“I didn’t really start drinking until I had to deal with the pressures in New York and the expectations people put on me,” Strawberry said. “I wasn’t a stumbling, falling-down drunk, but I’d get angry, nasty, selfish, and the more I drank, the more pressure I felt I was relieving when, in fact, I was just creating more.”
An abusive incident involving his wife, Lisa, at their Los Angeles home in January might have led Strawberry to the realization that he needed help. He said he is proud that he sought it on his own, that no one forced him into it. Lisa is tattooed on his left arm, and he still has her on his heart. They are together this summer in New York, along with Darryl Jr., 5, and their daughter, Diamond, 2.
The change in Strawberry can be seen in the religious medal he wears around his neck, replacing the replica of a gun he had worn in 1988 after the National League’s most-valuable-player voting was announced. The award went to Kirk Gibson of the Dodgers, and Strawberry thought he had been robbed.
“There’s a feeling of contentment knowing you can go through a day sober,” Strawberry said. “I know it’s a disease and the battle with it goes on for a lifetime, but the inner happiness I have now is more gratifying than anything.”
All of that--his feelings of contentment and happiness--pleases a Met management that has too often had to cope with an angry and stressed right fielder, but there is still concern:
--Over his slumping bat.
--Over what some in the Mets’ family view as a passive attitude.
The Mets were told by doctors that Strawberry may need time to merge his two worlds--that of the recovering alcoholic trying to defuse pressure and stress, and that of the big league player waging war with it.
“I know I’m kind of mellow right now, and that’s part of the recovery,” he said. “I’m trying to take things as they come and not force anything, not take myself out of what I’m trying to accomplish. I know I have to get meaner and I will . . . but right now I want to take it all in stride.”
Manager Johnson takes it cautiously when discussing Strawberry’s attitude, choosing to link it with his struggle at the plate.
“If a guy is hitting 40 to 50 points less than he’s capable of, he often appears to have less intensity,” Johnson said. “If Darryl was 40 or 50 points higher, the perception would be that he is very intense.
“Right now, I think he’s like a lot of our hitters--not as patient or selective as they could be, trying too hard, maybe.
“One thing is certain: There are too many times when I’ve seen him un happy, so I’d rather see him happy and having difficulty, because I know in the long run it’s best for Darryl and his family. I mean, he still has his whole career ahead of him.”
At 28 and in his eighth season with the Mets, Strawberry’s dismal batting average is compounded by the fact he has driven in only 15 runs and hit only five home runs, ending a string of 40 at-bats without a homer Monday night when he hit a prodigious blast off Mike Morgan of the Dodgers.
His 1990 struggle is a continuation of 1989, when he batted .224 with runners in scoring position, drove in 77 runs, his second-worst RBI total, and hit 29 home runs, 10 fewer than in ’87 and ’88.

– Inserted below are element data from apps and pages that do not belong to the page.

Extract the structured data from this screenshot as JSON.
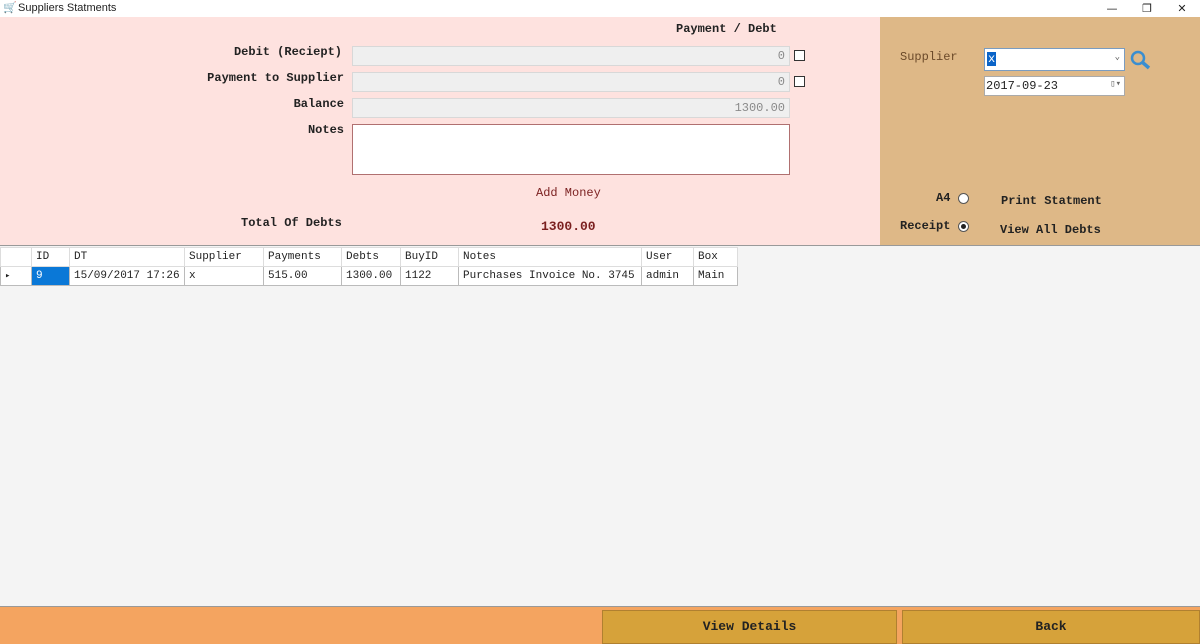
{
  "window": {
    "title": "Suppliers Statments",
    "icon": "cart-icon"
  },
  "form": {
    "section_title": "Payment / Debt",
    "debit_label": "Debit (Reciept)",
    "debit_value": "0",
    "payment_label": "Payment to Supplier",
    "payment_value": "0",
    "balance_label": "Balance",
    "balance_value": "1300.00",
    "notes_label": "Notes",
    "notes_value": "",
    "add_money": "Add Money",
    "total_label": "Total Of Debts",
    "total_value": "1300.00"
  },
  "side": {
    "supplier_label": "Supplier",
    "supplier_value": "x",
    "date_value": "2017-09-23",
    "a4_label": "A4",
    "receipt_label": "Receipt",
    "selected_format": "Receipt",
    "print_label": "Print Statment",
    "view_all_label": "View All Debts"
  },
  "grid": {
    "columns": [
      "ID",
      "DT",
      "Supplier",
      "Payments",
      "Debts",
      "BuyID",
      "Notes",
      "User",
      "Box"
    ],
    "rows": [
      [
        "9",
        "15/09/2017 17:26",
        "x",
        "515.00",
        "1300.00",
        "1122",
        "Purchases Invoice No. 3745",
        "admin",
        "Main"
      ]
    ]
  },
  "footer": {
    "view_details": "View Details",
    "back": "Back"
  },
  "colors": {
    "form_bg": "#fee2df",
    "side_bg": "#deb887",
    "footer_bg": "#f4a460",
    "button_bg": "#d6a23a",
    "accent_text": "#7a1f1f"
  }
}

The 77 RBIs and 29 homers might represent decent totals for most players, but Strawberry is judged by a different yardstick, particularly now, when the Mets have to make a decision on his future and he must be the bellwether for a strangely impassive team that is last in the league in hitting.
“Darryl has got to hit for us to win, and he hasn’t hit consistently since the middle of the 1988 season,” Cashen said. “When your best hitter goes that way, it’s only natural to be concerned.”
Said Strawberry: “I know I have to be productive. I’ve been that way in the past, so there’s no reason to think I won’t be that way again. The confidence is there. I’ve hit the ball well on this trip. I’m not going to start worrying or doubting, putting that pressure on myself. It can only go so bad, and I’ve got 400 at-bats to go.”
In that regard, Strawberry is frequently out early to work on his mechanics , which along with mellow and mean is one of the three M’s he is attempting to adjust.